*** Opening EXCERPTED RECORDS ***

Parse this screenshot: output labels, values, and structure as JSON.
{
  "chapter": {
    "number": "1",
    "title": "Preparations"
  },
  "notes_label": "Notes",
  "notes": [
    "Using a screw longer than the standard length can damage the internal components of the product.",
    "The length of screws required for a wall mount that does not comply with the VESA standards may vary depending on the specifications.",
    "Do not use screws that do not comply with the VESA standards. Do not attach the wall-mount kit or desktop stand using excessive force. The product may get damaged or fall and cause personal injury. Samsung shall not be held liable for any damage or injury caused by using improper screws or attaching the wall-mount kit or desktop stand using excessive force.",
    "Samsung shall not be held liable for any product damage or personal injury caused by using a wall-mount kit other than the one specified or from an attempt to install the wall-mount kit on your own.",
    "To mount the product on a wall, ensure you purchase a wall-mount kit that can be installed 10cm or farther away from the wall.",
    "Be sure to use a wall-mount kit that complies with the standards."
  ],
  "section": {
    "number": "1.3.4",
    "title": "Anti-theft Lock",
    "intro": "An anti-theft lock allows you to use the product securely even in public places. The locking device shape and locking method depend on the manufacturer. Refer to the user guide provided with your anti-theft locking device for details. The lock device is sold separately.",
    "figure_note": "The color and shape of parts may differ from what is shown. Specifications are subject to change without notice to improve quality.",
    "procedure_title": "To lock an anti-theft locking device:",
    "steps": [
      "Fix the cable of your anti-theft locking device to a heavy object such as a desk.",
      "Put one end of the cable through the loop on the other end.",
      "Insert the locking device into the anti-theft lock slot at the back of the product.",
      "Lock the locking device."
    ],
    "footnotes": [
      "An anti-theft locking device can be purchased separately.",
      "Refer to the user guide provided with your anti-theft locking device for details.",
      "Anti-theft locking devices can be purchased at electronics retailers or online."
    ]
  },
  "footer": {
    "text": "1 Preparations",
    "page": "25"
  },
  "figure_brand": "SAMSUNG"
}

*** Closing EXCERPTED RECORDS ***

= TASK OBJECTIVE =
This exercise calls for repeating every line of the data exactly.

= SOLUTION TO THIS PROBLEM =
Parse this screenshot: output labels, values, and structure as JSON.
{
  "chapter": {
    "number": "1",
    "title": "Preparations"
  },
  "notes_label": "Notes",
  "notes": [
    "Using a screw longer than the standard length can damage the internal components of the product.",
    "The length of screws required for a wall mount that does not comply with the VESA standards may vary depending on the specifications.",
    "Do not use screws that do not comply with the VESA standards. Do not attach the wall-mount kit or desktop stand using excessive force. The product may get damaged or fall and cause personal injury. Samsung shall not be held liable for any damage or injury caused by using improper screws or attaching the wall-mount kit or desktop stand using excessive force.",
    "Samsung shall not be held liable for any product damage or personal injury caused by using a wall-mount kit other than the one specified or from an attempt to install the wall-mount kit on your own.",
    "To mount the product on a wall, ensure you purchase a wall-mount kit that can be installed 10cm or farther away from the wall.",
    "Be sure to use a wall-mount kit that complies with the standards."
  ],
  "section": {
    "number": "1.3.4",
    "title": "Anti-theft Lock",
    "intro": "An anti-theft lock allows you to use the product securely even in public places. The locking device shape and locking method depend on the manufacturer. Refer to the user guide provided with your anti-theft locking device for details. The lock device is sold separately.",
    "figure_note": "The color and shape of parts may differ from what is shown. Specifications are subject to change without notice to improve quality.",
    "procedure_title": "To lock an anti-theft locking device:",
    "steps": [
      "Fix the cable of your anti-theft locking device to a heavy object such as a desk.",
      "Put one end of the cable through the loop on the other end.",
      "Insert the locking device into the anti-theft lock slot at the back of the product.",
      "Lock the locking device."
    ],
    "footnotes": [
      "An anti-theft locking device can be purchased separately.",
      "Refer to the user guide provided with your anti-theft locking device for details.",
      "Anti-theft locking devices can be purchased at electronics retailers or online."
    ]
  },
  "footer": {
    "text": "1 Preparations",
    "page": "25"
  },
  "figure_brand": "SAMSUNG"
}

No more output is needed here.